Exercise: Find every line below with the string "image" and pick it out.

[Recorded data]
· · · · · · ·
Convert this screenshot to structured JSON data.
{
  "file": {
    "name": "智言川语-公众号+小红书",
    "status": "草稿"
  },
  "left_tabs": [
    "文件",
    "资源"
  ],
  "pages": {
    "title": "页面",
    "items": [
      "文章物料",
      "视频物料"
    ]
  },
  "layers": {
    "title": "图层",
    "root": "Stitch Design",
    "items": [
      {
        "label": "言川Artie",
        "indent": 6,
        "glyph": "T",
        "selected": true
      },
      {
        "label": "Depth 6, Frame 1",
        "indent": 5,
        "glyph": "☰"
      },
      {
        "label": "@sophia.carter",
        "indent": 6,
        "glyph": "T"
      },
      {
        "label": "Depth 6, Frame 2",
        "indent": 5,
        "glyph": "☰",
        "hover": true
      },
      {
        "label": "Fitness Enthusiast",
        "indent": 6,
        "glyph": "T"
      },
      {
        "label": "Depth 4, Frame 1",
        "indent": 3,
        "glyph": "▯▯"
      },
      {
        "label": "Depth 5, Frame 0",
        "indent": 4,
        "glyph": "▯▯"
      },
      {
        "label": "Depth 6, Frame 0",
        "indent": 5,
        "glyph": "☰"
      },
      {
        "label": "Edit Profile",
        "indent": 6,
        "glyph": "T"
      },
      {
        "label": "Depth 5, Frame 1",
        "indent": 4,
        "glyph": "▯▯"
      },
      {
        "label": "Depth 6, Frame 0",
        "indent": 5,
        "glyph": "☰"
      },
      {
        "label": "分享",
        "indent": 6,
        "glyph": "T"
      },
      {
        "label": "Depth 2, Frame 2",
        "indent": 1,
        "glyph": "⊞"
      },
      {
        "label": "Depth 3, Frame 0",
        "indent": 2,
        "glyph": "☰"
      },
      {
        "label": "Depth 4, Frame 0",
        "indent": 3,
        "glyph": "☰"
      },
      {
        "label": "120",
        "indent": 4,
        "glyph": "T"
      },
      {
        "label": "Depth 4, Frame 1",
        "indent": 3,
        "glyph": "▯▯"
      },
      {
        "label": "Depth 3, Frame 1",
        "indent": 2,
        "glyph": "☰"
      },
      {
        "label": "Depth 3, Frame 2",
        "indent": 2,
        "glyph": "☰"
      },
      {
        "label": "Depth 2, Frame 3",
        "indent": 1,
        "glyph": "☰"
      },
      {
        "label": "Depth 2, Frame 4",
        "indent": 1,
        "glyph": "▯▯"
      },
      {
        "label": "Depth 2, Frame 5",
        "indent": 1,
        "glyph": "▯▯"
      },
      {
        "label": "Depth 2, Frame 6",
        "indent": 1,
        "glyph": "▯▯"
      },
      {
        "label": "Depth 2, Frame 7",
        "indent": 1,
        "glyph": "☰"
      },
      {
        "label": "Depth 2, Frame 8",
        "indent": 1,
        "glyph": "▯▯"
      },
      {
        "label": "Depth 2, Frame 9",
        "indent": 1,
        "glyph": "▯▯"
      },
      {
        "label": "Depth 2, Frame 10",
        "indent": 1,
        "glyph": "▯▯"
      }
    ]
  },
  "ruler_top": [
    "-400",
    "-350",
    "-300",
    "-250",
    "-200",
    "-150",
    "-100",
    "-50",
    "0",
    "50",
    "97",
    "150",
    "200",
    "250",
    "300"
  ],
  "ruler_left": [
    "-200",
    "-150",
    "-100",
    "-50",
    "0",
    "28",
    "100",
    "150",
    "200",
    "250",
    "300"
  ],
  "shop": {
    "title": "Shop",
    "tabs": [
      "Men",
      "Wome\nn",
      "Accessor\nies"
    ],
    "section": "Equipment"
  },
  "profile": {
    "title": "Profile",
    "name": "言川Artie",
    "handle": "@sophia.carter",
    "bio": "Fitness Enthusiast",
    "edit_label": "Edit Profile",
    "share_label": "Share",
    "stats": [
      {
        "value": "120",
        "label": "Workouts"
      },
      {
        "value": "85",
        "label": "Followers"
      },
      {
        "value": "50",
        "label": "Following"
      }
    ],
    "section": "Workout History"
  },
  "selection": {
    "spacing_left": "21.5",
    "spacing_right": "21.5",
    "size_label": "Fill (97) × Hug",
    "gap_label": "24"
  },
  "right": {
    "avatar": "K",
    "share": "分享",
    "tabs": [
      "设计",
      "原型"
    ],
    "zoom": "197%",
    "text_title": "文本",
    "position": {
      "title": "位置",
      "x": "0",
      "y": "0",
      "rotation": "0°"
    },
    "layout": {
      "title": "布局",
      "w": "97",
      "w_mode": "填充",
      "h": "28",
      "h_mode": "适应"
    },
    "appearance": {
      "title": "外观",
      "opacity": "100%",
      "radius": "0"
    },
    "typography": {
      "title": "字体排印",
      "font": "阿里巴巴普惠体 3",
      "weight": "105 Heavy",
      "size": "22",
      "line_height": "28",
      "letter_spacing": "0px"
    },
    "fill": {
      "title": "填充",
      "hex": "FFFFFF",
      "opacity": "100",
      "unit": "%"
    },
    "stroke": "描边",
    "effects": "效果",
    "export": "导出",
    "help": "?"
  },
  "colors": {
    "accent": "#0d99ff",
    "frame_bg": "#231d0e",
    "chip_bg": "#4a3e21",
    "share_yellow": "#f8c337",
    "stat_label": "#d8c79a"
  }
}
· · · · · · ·
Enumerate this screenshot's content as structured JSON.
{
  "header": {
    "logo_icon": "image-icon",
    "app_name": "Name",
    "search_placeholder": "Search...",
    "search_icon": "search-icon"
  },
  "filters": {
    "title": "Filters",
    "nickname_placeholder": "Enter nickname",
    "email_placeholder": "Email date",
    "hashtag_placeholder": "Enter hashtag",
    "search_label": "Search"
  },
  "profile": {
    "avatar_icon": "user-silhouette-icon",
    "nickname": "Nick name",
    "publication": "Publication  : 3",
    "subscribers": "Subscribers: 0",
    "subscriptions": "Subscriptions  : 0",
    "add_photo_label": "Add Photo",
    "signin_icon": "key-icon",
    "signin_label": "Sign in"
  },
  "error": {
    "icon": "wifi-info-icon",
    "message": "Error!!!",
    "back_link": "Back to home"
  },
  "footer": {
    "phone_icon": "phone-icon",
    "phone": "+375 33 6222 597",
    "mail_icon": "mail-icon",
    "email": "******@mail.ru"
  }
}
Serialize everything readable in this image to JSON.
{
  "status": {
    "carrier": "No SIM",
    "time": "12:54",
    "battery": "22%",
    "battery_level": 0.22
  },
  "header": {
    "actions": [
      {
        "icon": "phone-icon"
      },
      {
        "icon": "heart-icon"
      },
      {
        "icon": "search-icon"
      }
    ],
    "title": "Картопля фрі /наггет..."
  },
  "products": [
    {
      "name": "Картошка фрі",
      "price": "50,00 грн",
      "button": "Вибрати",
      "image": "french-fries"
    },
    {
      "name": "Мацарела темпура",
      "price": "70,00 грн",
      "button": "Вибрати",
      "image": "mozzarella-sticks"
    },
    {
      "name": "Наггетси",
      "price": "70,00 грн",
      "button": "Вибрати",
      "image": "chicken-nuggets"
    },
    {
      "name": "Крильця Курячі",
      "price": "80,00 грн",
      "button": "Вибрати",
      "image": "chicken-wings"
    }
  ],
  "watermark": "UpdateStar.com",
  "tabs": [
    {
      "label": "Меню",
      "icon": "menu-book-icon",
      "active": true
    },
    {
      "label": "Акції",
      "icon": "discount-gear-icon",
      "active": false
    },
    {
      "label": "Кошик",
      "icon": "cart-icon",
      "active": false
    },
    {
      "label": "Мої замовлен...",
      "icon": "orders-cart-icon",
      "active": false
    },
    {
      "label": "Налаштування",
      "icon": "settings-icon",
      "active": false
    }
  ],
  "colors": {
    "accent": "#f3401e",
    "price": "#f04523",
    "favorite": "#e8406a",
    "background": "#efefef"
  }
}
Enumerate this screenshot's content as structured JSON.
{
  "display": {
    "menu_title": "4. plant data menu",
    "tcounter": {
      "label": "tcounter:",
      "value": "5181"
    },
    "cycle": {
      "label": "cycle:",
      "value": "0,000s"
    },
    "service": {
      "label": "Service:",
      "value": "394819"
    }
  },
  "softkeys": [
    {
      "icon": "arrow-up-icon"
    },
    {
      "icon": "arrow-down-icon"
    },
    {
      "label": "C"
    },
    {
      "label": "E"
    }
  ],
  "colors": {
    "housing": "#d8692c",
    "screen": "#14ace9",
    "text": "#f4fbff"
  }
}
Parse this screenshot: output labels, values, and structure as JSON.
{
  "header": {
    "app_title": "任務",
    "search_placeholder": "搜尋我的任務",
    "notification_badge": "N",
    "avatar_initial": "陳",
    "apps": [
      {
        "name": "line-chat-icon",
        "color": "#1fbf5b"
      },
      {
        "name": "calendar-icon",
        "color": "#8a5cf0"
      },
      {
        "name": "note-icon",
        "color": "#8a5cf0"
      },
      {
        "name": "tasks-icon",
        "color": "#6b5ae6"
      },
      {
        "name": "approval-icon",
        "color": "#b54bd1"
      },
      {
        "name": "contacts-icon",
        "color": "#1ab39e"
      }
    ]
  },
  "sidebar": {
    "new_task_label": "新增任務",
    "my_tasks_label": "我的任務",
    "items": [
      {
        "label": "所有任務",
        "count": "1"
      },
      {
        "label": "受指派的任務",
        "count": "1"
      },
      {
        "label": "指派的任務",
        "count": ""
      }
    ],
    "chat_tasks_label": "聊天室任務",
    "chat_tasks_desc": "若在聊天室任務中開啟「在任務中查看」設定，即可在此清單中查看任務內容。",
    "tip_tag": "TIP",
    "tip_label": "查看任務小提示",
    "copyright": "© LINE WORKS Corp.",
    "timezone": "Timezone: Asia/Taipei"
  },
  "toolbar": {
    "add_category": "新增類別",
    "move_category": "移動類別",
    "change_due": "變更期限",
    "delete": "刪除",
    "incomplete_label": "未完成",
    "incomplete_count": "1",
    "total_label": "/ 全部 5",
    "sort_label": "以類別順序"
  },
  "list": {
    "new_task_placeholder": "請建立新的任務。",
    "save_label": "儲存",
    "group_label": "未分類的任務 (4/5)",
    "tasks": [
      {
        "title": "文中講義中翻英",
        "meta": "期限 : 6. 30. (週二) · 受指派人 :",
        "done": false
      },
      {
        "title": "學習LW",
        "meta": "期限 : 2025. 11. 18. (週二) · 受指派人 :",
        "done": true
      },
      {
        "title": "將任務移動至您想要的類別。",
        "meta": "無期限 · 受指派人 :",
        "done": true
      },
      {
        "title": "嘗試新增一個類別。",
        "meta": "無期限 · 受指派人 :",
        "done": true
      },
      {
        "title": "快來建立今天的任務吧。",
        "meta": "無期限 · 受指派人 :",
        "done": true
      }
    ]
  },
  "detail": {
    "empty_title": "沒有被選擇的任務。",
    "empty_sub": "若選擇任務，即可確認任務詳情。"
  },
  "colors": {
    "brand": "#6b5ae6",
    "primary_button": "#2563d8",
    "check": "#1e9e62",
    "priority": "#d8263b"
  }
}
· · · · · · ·
Output:
    "logo_icon": "image-icon",
Serialize everything readable in this image to JSON.
      "image": "french-fries"
      "image": "mozzarella-sticks"
      "image": "chicken-nuggets"
      "image": "chicken-wings"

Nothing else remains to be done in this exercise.